I have studied social insects (bees, wasps, termites, and ants) for most of my career. My areas of specialisation are the ‘hornet ecology’, ‘pest and diseases of honeybees’ and ‘chemical ecology of ants’. I hold an Emeritus Chair in SEE at Salford University, Manchester. Prior to that he spent 12 years working at Sheffield University, 7 years with the National Bee Unit and 7 years in Japan conducting research into hornets.

I am best known for my work on the Varroa mite and its association with viruses, especially the Deformed Wing Virus, but more recently his expertise in hornet biology which is in demand, both nationally and internationally. My team of researchers at Salford, funded in part by beekeepers, are using the very latest molecular methods to read the genetic code of the DWV virus. The aim is to understand why some honeybee colonies have become naturally tolerant to Varroa and see if this information can provide beekeepers with a long-term solution to the problem. Since the arrival of the Varroa mite from Asia, millions of honeybee colonies have died. For decades, beekeepers have continued to control Varroa populations using chemicals and other invasive methods. However, throughout Africa and most of South and Central America mite-infested colonies survive without any form of mite-control. This has been linked with poor mite reproduction, although what causes this has remained unknown. Throughout, Europe the USA and Wales an increasing number of naturally evolved, mite-tolerant colonies are being discovered.
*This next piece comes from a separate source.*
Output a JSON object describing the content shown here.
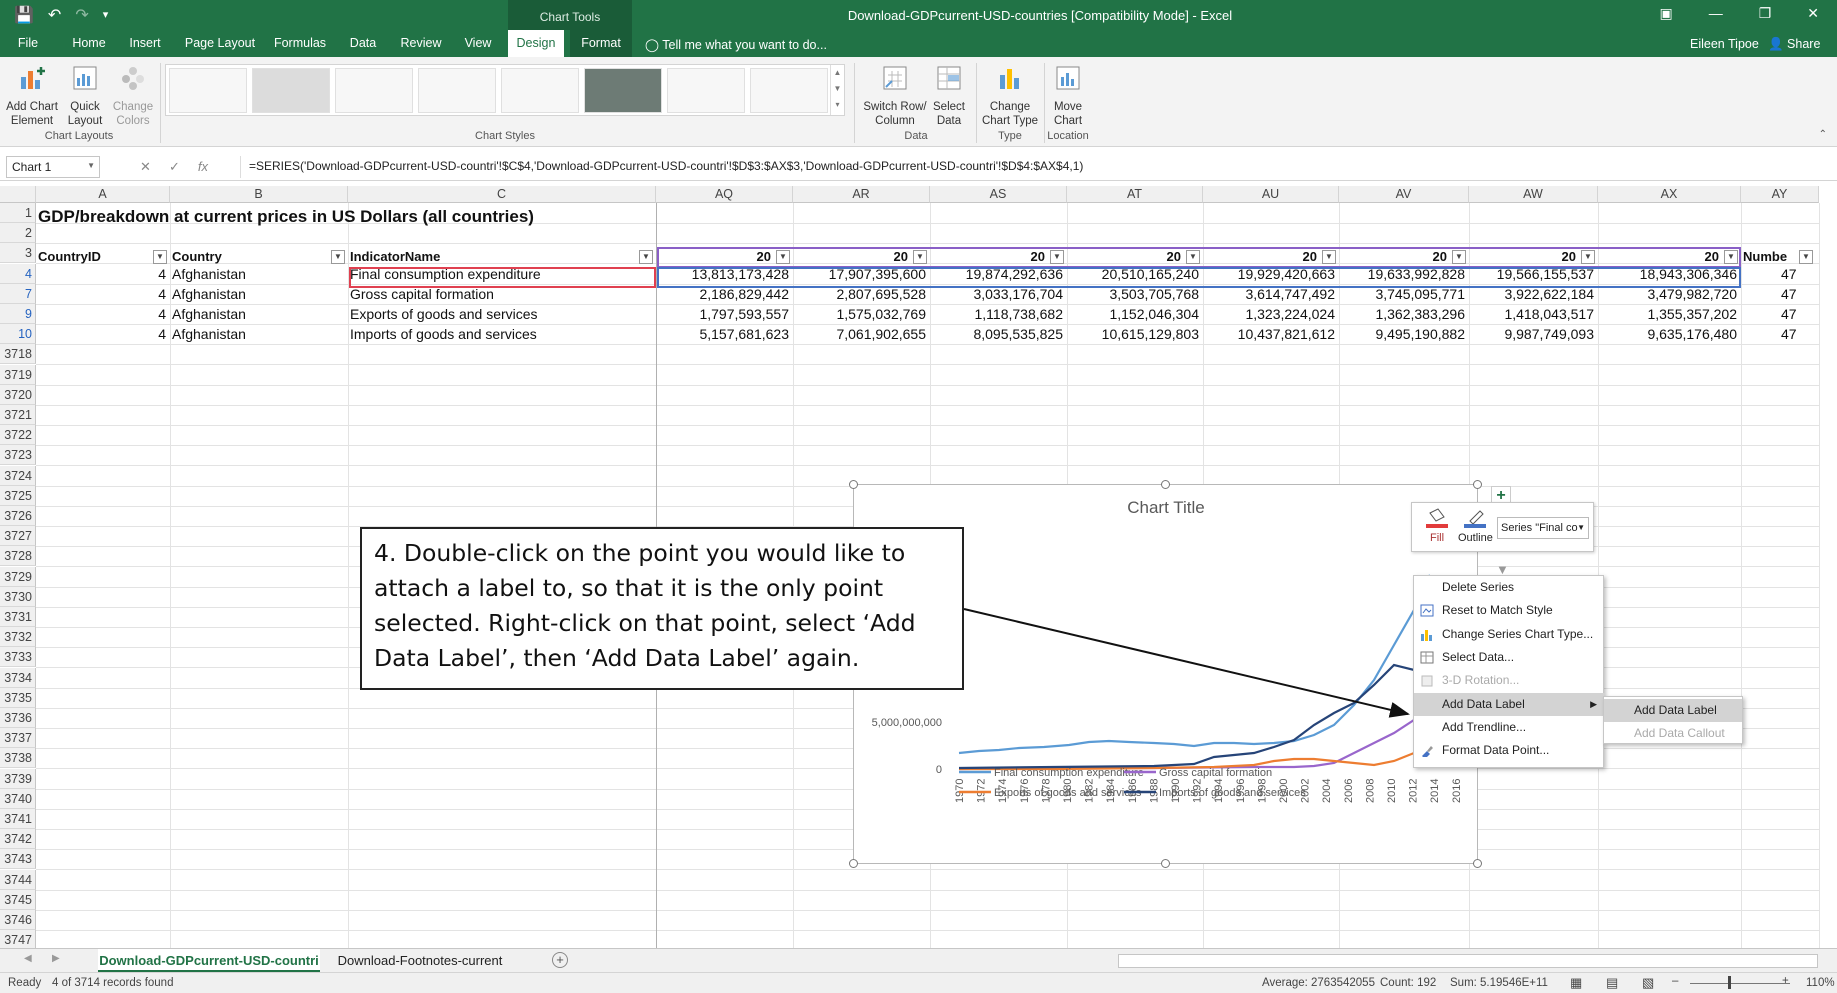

I work with people and honeybee populations in Brazil, Cuba, Africa, USA and UK since they all appear to have evolved similar ways to combat the Varroa mite. 

Areas of research

Honeybees and other social insects

Areas of supervision

Honeybees and other social insects


I lecture widely both nationally and internationally from researchers, students, stakeholder, to members of the public.

Research Interests

  • Social insects

Qualifications and Memberships


  • Fellow of the Royal Entomological Society (FRES)